Posted on October 21st, 2016 by Beth Finke
Halloween is coming, and for some parents of children with disabilities, it’s a holiday that can come with a bit of stress. With that in mind, I’m offering some tips to help your child — and you —enjoy Halloween this year:
- Let your child’s interests shine. Help your child choose a costume that reflects his/her interests
- Learn to incorporate your child’s wheelchair into his/her costume. If your child uses a wheelchair, a lot of great and creative ideas can incorporate the chair into their costume.

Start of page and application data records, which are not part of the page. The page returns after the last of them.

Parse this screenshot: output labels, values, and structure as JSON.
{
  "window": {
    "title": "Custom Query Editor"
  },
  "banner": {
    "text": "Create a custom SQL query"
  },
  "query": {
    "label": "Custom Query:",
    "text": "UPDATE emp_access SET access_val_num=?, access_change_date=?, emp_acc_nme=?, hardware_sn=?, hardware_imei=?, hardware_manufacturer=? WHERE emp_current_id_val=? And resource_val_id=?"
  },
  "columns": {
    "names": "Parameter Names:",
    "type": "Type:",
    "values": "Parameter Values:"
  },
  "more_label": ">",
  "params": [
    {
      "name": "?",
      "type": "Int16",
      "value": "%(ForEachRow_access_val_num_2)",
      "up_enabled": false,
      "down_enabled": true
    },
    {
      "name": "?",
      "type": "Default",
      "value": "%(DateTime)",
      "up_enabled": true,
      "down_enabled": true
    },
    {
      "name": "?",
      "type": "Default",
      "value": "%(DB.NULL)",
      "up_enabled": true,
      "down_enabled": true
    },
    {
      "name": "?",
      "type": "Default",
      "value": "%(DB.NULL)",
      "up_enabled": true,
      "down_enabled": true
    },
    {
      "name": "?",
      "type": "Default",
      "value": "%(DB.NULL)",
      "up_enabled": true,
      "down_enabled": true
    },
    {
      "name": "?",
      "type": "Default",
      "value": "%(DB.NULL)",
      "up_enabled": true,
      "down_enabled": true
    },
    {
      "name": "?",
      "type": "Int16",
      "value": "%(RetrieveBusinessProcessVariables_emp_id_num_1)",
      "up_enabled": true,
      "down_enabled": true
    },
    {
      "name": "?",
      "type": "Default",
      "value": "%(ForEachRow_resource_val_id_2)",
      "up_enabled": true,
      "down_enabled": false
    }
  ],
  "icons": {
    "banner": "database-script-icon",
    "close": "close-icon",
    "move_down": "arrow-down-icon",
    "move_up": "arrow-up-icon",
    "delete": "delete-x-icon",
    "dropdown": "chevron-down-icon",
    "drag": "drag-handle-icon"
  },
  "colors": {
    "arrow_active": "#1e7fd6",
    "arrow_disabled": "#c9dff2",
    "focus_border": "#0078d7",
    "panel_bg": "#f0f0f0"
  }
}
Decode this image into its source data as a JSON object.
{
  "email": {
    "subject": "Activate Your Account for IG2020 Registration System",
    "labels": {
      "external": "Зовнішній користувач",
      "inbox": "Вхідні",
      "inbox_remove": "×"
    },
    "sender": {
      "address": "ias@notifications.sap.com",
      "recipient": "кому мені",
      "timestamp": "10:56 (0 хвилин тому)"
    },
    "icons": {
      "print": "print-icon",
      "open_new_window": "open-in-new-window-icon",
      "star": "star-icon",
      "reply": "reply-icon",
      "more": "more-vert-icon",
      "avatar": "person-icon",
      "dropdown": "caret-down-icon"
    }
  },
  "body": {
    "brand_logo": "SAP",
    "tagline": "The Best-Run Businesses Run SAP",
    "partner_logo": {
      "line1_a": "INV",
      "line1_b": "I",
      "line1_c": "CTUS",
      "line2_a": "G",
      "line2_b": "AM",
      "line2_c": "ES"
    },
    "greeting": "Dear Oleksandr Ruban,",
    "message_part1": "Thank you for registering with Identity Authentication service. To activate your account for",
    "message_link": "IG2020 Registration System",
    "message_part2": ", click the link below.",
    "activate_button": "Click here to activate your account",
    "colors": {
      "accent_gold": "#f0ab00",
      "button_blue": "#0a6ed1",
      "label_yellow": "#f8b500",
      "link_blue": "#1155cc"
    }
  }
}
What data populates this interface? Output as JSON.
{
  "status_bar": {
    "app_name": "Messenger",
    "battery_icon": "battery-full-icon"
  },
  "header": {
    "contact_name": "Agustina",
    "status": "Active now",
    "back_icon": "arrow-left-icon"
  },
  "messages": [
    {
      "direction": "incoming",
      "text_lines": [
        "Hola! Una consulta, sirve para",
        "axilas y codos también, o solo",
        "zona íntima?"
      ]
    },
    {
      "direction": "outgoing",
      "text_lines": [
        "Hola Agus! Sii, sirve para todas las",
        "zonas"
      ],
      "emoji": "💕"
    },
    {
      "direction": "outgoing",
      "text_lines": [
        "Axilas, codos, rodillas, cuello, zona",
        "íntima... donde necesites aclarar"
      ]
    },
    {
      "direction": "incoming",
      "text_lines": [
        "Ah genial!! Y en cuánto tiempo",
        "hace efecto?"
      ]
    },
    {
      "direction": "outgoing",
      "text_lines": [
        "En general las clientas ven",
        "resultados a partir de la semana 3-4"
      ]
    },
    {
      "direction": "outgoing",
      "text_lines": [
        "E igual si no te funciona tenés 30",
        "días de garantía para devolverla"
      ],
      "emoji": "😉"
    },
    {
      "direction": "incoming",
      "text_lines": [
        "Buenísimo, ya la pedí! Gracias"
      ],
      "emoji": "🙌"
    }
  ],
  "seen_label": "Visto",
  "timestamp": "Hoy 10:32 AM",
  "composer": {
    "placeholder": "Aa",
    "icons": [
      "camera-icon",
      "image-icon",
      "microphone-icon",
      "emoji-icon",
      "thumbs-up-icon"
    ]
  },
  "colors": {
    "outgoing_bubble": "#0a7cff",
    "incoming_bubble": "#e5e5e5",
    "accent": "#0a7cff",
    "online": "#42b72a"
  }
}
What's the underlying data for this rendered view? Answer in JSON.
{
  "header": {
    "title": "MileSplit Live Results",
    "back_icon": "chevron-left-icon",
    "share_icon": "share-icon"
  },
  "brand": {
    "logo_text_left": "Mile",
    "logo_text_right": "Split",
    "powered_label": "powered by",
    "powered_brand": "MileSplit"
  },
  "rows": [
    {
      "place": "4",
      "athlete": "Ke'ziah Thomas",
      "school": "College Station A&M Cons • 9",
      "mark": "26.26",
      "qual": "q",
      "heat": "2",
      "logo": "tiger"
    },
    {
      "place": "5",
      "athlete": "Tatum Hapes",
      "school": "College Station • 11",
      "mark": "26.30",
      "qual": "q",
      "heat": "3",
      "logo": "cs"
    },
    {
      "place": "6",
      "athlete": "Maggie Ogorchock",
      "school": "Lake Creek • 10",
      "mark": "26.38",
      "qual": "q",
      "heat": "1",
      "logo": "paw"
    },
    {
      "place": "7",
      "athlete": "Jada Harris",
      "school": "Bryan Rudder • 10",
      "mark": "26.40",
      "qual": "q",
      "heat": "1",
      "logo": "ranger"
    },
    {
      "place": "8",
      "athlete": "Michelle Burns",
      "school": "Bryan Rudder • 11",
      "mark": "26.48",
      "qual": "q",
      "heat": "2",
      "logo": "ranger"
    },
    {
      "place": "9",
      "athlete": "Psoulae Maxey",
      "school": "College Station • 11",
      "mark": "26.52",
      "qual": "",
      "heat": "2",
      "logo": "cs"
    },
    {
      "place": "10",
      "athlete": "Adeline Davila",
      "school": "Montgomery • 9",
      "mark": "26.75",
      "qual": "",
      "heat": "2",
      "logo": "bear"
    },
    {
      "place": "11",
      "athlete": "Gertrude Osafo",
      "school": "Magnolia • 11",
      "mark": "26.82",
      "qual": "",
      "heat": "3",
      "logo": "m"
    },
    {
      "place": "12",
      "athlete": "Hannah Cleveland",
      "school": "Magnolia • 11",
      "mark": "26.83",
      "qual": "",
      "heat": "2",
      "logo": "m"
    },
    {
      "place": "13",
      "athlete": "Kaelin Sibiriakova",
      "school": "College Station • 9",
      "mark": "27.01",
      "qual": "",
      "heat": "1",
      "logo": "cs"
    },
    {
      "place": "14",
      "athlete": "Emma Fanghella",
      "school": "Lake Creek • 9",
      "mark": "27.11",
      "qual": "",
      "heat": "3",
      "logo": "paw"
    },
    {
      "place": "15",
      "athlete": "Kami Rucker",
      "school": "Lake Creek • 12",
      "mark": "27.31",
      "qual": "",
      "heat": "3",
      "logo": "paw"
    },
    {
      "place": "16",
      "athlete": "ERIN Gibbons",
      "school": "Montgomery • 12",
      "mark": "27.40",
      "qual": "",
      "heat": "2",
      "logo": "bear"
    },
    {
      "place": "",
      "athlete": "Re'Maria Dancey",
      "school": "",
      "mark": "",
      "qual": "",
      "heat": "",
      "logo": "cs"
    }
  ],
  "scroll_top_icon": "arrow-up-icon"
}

- Do a trial run before the big day/night. Some costumes might be unexpectedly uncomfortable or cumbersome, and you’d hate to wait until 5 minutes before you’re about to leave for school or trick-or-treating to find that out!
- Before Halloween, put your child’s costume on and take a long walk around the house, or the block. This will help make sure that your child is comfortable and will be able to enjoy the costume and move in it easily.
- Talk to your child about what they might expect. Sometimes Halloween means your child is exposed to things that might frighten him/her: Haunted houses, scary costumes or noises. Talk to your child about things they might encounter during trick-or-treating, and practice self-calming skills in case they do get frightened while out that night.
- Research the sorts of treats your child can eat. Many children with disabilities may have food allergies or sensitivities that limit the treats they’re able to eat.
- If your child is non-verbal, Halloween can be a great opportunity to work on initiating communication! Program your child’s communication device to say “Trick or treat” or ask his/her teacher to design a picture symbol your child can use as he goes door to door.
Easterseals blogger Bernhard Walke’s daughter inspires him to come up with unique costumes for her every year. Tiny Elena wasn’t able to sit independently early on in her life, so her early costumes were made knowing her mom or dad would be carrying her. One year they came as chefs with Elena as a lobster carried in a pot,
The next year Elena’s aunt sewed pieces of green felt rectangles together to transform her niece into a bag of freshly pilfered cash for her parents, dressed as robbers, to show off.
Elena’s costumes became even more exotic after she graduated into a wheelchair. Last year her father used a collection of cardboard, wood, duct tape, zippy ties, and obnoxious yellow construction paint to convert Elena and her wheelchair into a bulldozer. “After a few nights painting, sawing, cursing, and imbibing a few beers, I transformed her wheelchair into a heavy-duty earthmover,” he laughs. Be sure to check out the Easterseals blog next week, when Bernhard Walke unveils his plans for six-year-old Elena’s costume this year.